Required work:
Go through the entries and copy every line that has the string "Analog" in it.

Study material:
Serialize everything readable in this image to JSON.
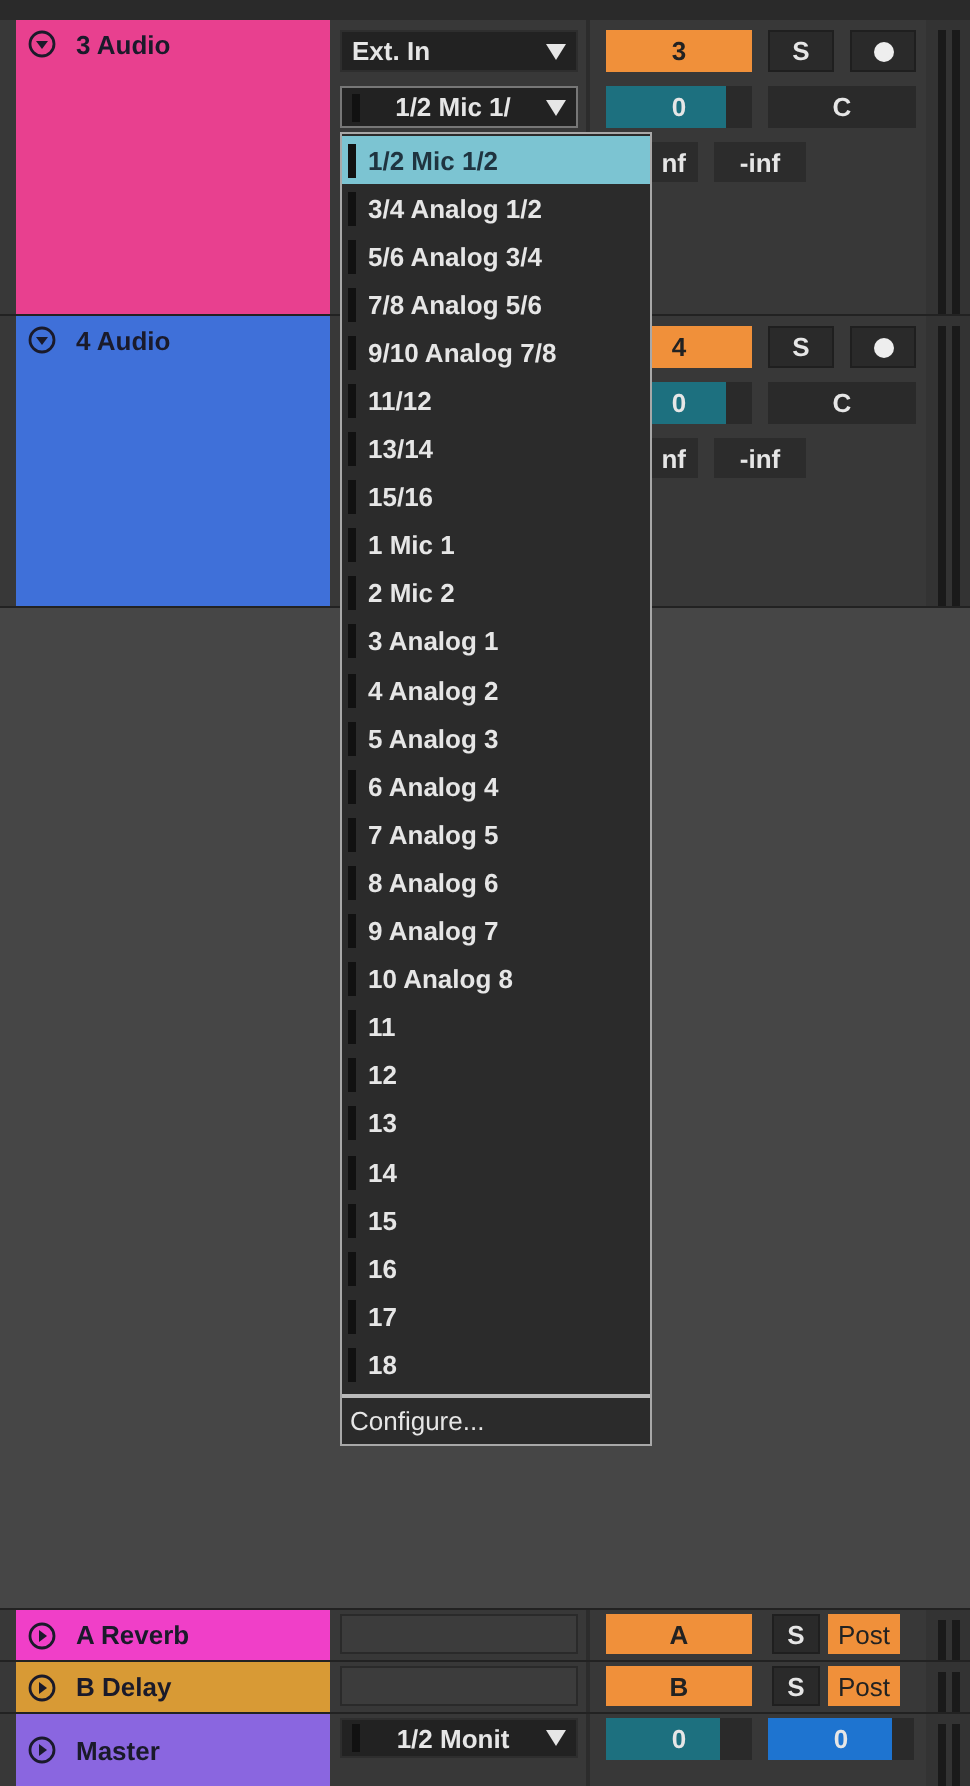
{
  "tracks": [
    {
      "name": "3 Audio",
      "color": "#e8408f",
      "expanded": true,
      "input_type": "Ext. In",
      "input_channel": "1/2 Mic 1/",
      "number": "3",
      "solo": "S",
      "armed": true,
      "volume": {
        "value": "0",
        "level": 0.82
      },
      "pan": "C",
      "peak_left": "nf",
      "peak_right": "-inf"
    },
    {
      "name": "4 Audio",
      "color": "#3f70d9",
      "expanded": true,
      "number": "4",
      "solo": "S",
      "armed": true,
      "volume": {
        "value": "0",
        "level": 0.82
      },
      "pan": "C",
      "peak_left": "nf",
      "peak_right": "-inf"
    }
  ],
  "input_menu": {
    "items": [
      {
        "label": "1/2 Mic 1/2",
        "selected": true
      },
      {
        "label": "3/4 Analog 1/2",
        "selected": false
      },
      {
        "label": "5/6 Analog 3/4",
        "selected": false
      },
      {
        "label": "7/8 Analog 5/6",
        "selected": false
      },
      {
        "label": "9/10 Analog 7/8",
        "selected": false
      },
      {
        "label": "11/12",
        "selected": false
      },
      {
        "label": "13/14",
        "selected": false
      },
      {
        "label": "15/16",
        "selected": false
      },
      {
        "label": "1 Mic 1",
        "selected": false
      },
      {
        "label": "2 Mic 2",
        "selected": false
      },
      {
        "label": "3 Analog 1",
        "selected": false
      },
      {
        "label": "4 Analog 2",
        "selected": false
      },
      {
        "label": "5 Analog 3",
        "selected": false
      },
      {
        "label": "6 Analog 4",
        "selected": false
      },
      {
        "label": "7 Analog 5",
        "selected": false
      },
      {
        "label": "8 Analog 6",
        "selected": false
      },
      {
        "label": "9 Analog 7",
        "selected": false
      },
      {
        "label": "10 Analog 8",
        "selected": false
      },
      {
        "label": "11",
        "selected": false
      },
      {
        "label": "12",
        "selected": false
      },
      {
        "label": "13",
        "selected": false
      },
      {
        "label": "14",
        "selected": false
      },
      {
        "label": "15",
        "selected": false
      },
      {
        "label": "16",
        "selected": false
      },
      {
        "label": "17",
        "selected": false
      },
      {
        "label": "18",
        "selected": false
      }
    ],
    "footer": "Configure..."
  },
  "returns": [
    {
      "kind": "return",
      "name": "A Reverb",
      "color": "#f03fc8",
      "expanded": false,
      "send": "A",
      "solo": "S",
      "mode": "Post"
    },
    {
      "kind": "return",
      "name": "B Delay",
      "color": "#d89a35",
      "expanded": false,
      "send": "B",
      "solo": "S",
      "mode": "Post"
    },
    {
      "kind": "master",
      "name": "Master",
      "color": "#8a66e0",
      "expanded": false,
      "output": "1/2 Monit",
      "volume": {
        "value": "0",
        "level": 0.78
      },
      "cue": {
        "value": "0",
        "level": 0.85
      }
    }
  ]
}
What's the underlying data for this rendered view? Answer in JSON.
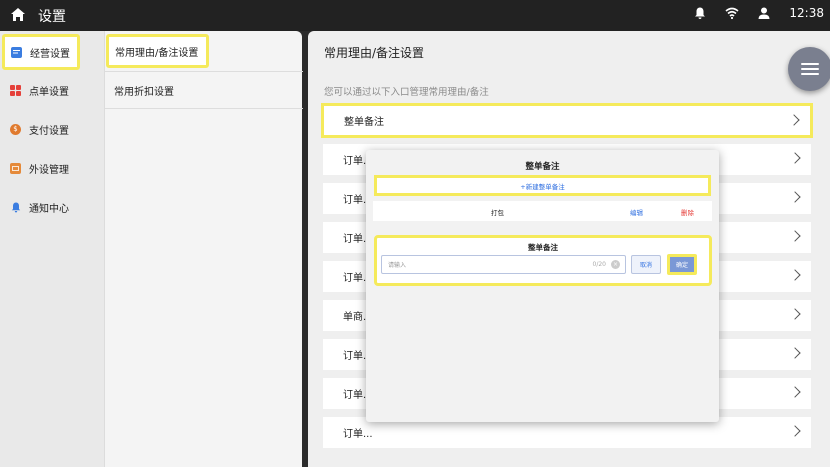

Answer box:
        "label": "3/4 Analog 1/2",
        "label": "5/6 Analog 3/4",
        "label": "7/8 Analog 5/6",
        "label": "9/10 Analog 7/8",
        "label": "3 Analog 1",
        "label": "4 Analog 2",
        "label": "5 Analog 3",
        "label": "6 Analog 4",
        "label": "7 Analog 5",
        "label": "8 Analog 6",
        "label": "9 Analog 7",
        "label": "10 Analog 8",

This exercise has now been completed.